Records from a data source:
§ §

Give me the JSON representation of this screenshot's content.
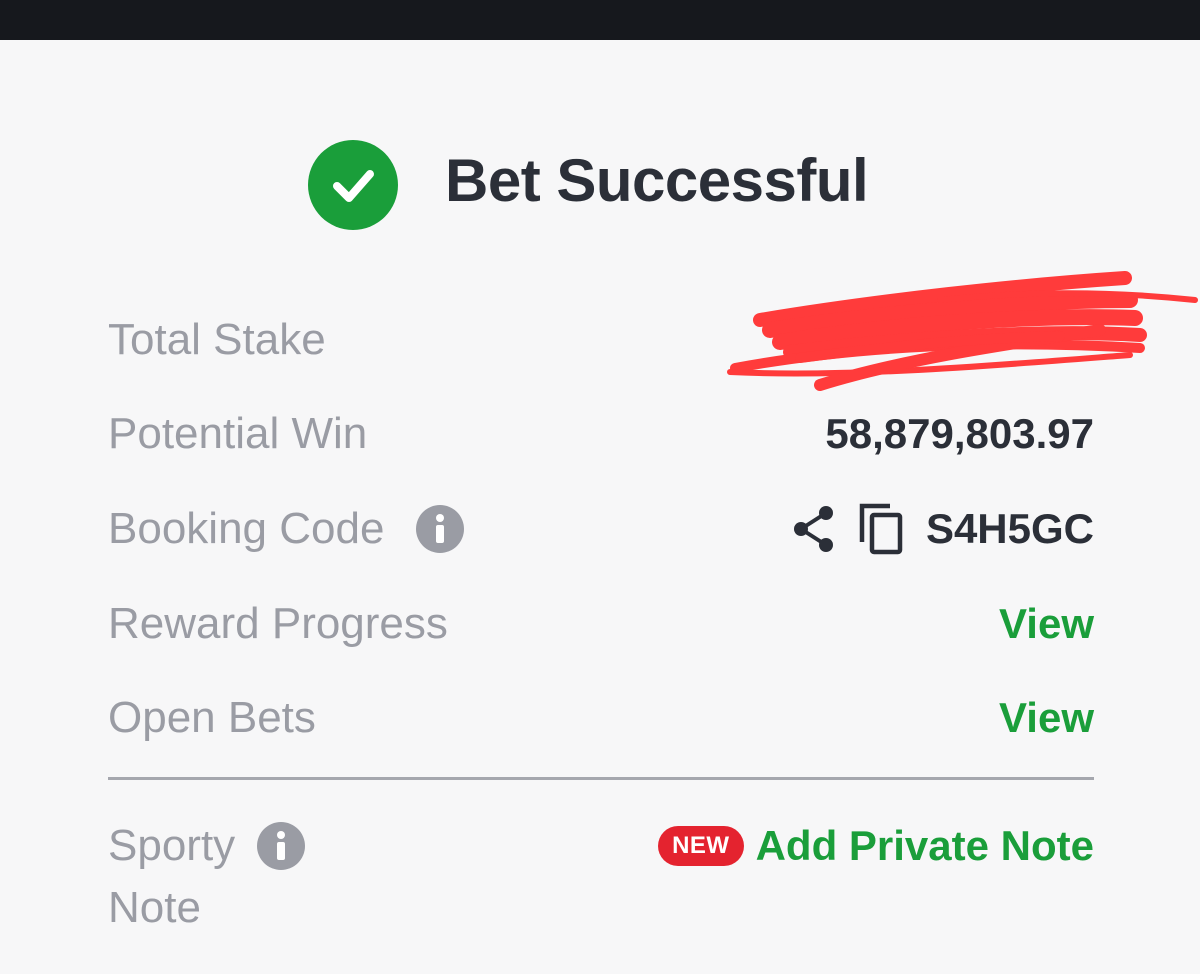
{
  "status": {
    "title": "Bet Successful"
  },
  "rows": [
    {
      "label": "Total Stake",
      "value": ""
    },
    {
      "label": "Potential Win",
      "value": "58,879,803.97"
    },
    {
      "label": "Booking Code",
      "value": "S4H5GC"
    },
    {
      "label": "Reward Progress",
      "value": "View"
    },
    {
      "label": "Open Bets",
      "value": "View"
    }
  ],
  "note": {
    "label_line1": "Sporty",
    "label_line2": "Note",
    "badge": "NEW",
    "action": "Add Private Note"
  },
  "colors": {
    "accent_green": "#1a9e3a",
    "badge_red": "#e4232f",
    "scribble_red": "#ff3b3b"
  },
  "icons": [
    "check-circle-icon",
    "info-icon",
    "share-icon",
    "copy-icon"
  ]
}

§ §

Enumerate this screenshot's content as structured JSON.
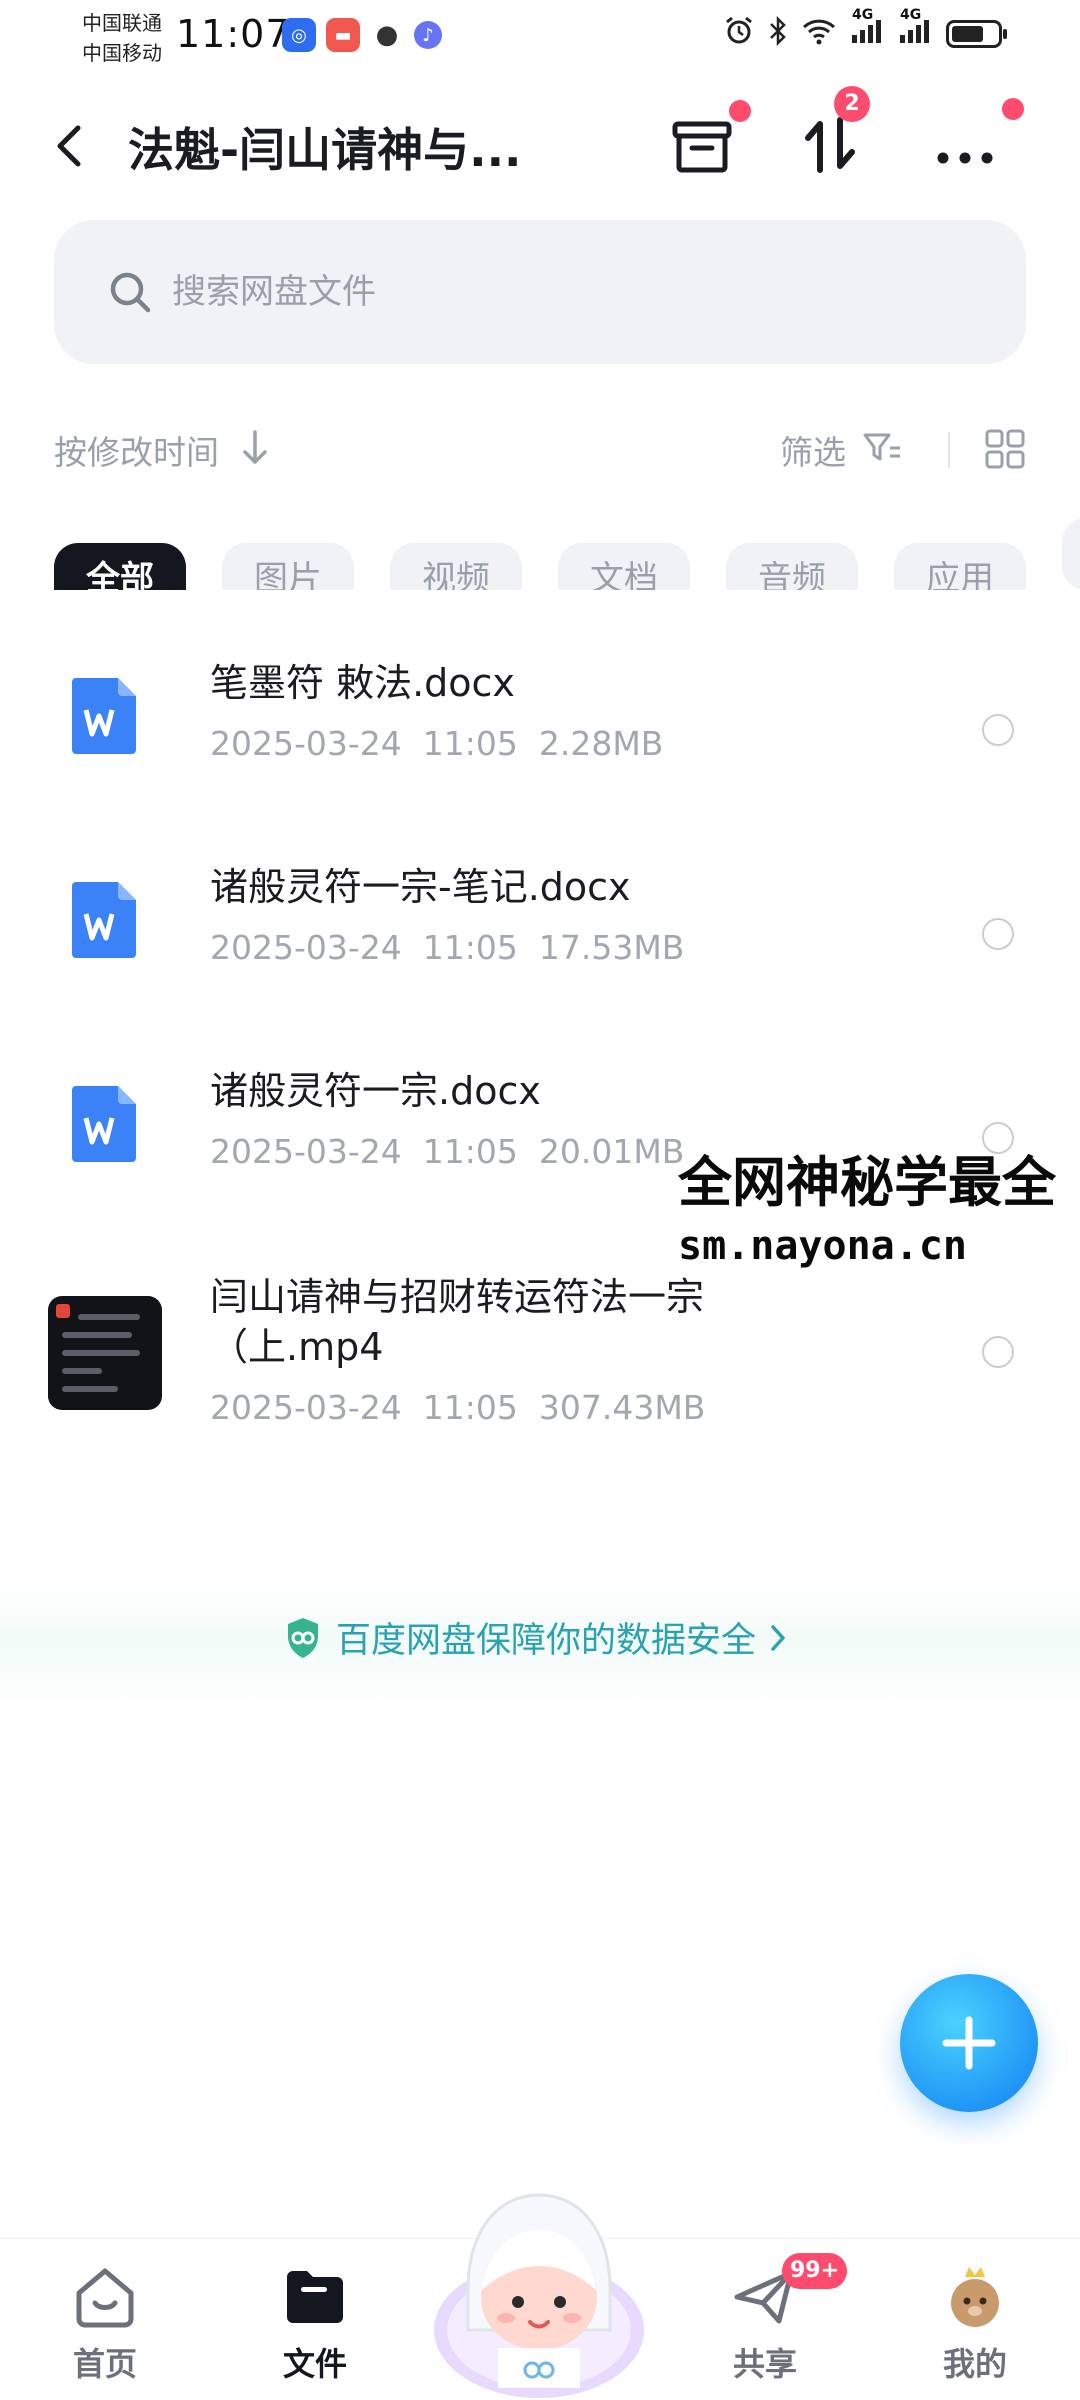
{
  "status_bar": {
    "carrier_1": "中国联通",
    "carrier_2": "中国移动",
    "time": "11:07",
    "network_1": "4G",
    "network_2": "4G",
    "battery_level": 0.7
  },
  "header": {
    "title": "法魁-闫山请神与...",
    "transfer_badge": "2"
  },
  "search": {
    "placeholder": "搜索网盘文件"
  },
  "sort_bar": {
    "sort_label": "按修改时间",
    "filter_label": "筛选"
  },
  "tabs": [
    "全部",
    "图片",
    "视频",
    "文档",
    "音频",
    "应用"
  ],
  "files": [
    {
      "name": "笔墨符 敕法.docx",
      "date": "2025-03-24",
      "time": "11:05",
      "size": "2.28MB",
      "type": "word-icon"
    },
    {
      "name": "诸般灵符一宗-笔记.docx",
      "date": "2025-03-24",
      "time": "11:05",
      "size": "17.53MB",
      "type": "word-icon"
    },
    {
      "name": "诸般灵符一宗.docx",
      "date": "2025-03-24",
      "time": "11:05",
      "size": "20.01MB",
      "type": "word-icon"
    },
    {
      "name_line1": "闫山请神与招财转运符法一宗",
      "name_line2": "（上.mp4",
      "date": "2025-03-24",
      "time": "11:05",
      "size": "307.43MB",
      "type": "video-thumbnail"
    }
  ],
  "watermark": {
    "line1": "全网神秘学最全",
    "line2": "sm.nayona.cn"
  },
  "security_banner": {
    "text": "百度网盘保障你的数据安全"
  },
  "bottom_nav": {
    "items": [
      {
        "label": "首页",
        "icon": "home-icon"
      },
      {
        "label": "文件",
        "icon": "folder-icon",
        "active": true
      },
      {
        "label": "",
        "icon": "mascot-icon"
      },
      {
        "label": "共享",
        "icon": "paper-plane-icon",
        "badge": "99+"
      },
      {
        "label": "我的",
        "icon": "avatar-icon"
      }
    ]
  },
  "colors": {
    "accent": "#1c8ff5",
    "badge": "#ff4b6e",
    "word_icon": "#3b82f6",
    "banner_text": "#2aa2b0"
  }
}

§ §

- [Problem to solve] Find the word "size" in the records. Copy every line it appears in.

- [Reply]
      "size": "2.28MB",
      "size": "17.53MB",
      "size": "20.01MB",
      "size": "307.43MB",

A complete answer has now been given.